Transport Secretary Chris Grayling has been challenged to simplify train tickets.

But what also concerns me is how customers who use our railways are being ripped off on a daily basis. We must have the most confusing ticketing system in Europe – if not the world. Trying to work out how to get the cheapest ticket is hard at best, and pretty much impossible at worst, as columnist Andrew Vine observed recently.

I have to be in Derby on June 2, and when I went to book a ticket, I was surprised that the cost of a return fare from Beverley was £57.20. I was surprised because I knew that an off-peak day return from Beverley to Sheffield is £24.20. As Sheffield and Derby are so close, what is the justification for charging an additional £33?

I have instead chosen to book an off-peak day return from Beverley to Sheffield, and another off-peak day return from Sheffield to Derby for a combined cost of £36.10 – a saving of £21.10.

Why the difference? Because the only ticket on offer from Beverley to Derby is an off-peak return. Day return tickets are not available. How many people are paying inflated prices for similar journeys when they shouldn’t have to? I only dug deeper because I knew the cost of a fare to Sheffield.

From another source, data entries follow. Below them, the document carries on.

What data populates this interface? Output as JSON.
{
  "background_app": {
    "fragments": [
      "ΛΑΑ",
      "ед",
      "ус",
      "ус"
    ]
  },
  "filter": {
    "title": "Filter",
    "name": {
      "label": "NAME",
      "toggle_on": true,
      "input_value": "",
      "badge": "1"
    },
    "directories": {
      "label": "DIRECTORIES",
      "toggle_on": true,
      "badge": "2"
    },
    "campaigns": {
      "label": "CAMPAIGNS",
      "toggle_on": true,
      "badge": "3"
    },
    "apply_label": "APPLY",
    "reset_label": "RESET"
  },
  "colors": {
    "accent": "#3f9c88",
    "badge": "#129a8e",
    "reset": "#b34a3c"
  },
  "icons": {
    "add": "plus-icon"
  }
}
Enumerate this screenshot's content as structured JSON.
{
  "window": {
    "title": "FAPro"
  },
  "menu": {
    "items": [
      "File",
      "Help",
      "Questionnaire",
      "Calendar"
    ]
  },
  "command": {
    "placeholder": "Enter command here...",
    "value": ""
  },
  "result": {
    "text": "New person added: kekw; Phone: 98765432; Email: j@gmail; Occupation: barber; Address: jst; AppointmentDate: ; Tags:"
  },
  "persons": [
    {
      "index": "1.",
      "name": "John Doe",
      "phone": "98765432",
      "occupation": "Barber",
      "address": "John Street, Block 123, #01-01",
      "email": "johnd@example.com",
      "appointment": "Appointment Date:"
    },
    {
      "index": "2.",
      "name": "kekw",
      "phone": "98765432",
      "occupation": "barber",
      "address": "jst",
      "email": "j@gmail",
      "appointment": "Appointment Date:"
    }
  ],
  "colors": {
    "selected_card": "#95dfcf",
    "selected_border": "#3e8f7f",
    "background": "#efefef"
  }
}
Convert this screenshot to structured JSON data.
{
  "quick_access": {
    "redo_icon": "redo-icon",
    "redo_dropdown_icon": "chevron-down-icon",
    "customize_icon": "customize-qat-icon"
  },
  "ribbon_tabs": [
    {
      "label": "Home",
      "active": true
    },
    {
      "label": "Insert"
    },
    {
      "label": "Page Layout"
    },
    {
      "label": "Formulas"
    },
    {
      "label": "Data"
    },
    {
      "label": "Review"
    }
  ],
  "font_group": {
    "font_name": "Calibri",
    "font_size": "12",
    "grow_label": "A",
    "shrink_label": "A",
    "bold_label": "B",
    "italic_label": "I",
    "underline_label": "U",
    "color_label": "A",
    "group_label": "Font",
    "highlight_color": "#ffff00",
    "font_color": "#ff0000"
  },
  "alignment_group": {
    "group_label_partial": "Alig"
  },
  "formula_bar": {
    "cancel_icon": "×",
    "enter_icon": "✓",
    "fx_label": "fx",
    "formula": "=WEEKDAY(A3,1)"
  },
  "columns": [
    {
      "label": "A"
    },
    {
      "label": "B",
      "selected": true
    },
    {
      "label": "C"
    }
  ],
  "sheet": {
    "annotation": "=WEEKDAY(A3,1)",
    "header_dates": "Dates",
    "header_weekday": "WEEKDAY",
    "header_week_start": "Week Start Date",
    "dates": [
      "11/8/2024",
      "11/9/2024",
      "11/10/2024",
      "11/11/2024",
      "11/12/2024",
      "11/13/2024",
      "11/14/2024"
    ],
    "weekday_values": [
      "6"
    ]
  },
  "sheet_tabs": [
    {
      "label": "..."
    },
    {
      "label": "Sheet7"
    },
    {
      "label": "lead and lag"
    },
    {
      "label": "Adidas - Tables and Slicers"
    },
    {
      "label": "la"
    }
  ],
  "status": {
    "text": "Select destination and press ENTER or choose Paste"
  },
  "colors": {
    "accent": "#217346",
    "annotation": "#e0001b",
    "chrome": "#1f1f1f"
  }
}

Most people would accept the price and cough up the money for the fare.

The cost of an off-peak return from Sheffield to Newcastle-upon-Tyne is £60.10, but if you want to get there and back in a day, a better option is to book an off-peak day return from Sheffield to York for £18.40, and another off-peak day return from York to Newcastle for £40.90 – a saving of £8.80. If you want to save a additional pound, you could buy a ticket from York to Darlington, and then from Darlington to Newcastle for a combined price of £39.90. As long as the train you catch from York stops at Darlington, this is perfectly legal. And you won’t have to alight.

It’s a similar story if you wish to travel from Hull to Newcastle. By purchasing day return tickets via York, instead of paying £68.65, you will pay a combined fare of £60.30.

I could go on, but I am sure that you get the message. Millions of people every year are being ripped off. It is the equivalent of stealing from them, and it is about time this practice was ended. You shouldn’t have to spend an inordinate amount of time online working out split ticketing options in order to get the best fare. The best fare should be automatically given as an option in front of you.

What I am describing is nothing new. Politicians are aware of it, yet they sit on their hands and do nothing while their constituents are fleeced out of their hard-earned cash. They wouldn’t accept this type of behaviour from energy companies, so why do they tolerate it on the railways?

An increasingly greater percentage of people blame the problems on privatisation when the opposite is true. In general, apart from exceptions like Hull Trains and Grand Central, there is a complete lack of competition. Instead of having a national state-run monopoly, we have with lots of regional monopolies with the infrastructure effectively run from Whitehall.

To be fair to the Transport Secretary, he has tried to modernise the ticketing system. Electronic tickets are down to him, but there is so much more that can be done. If the Government is serious about ensuring that passengers get a better deal, it must act to end this great rail fares rip-off soon. Chris Grayling, over to you.

Andrew Allison is Head of Campaigns at The Freedom Association.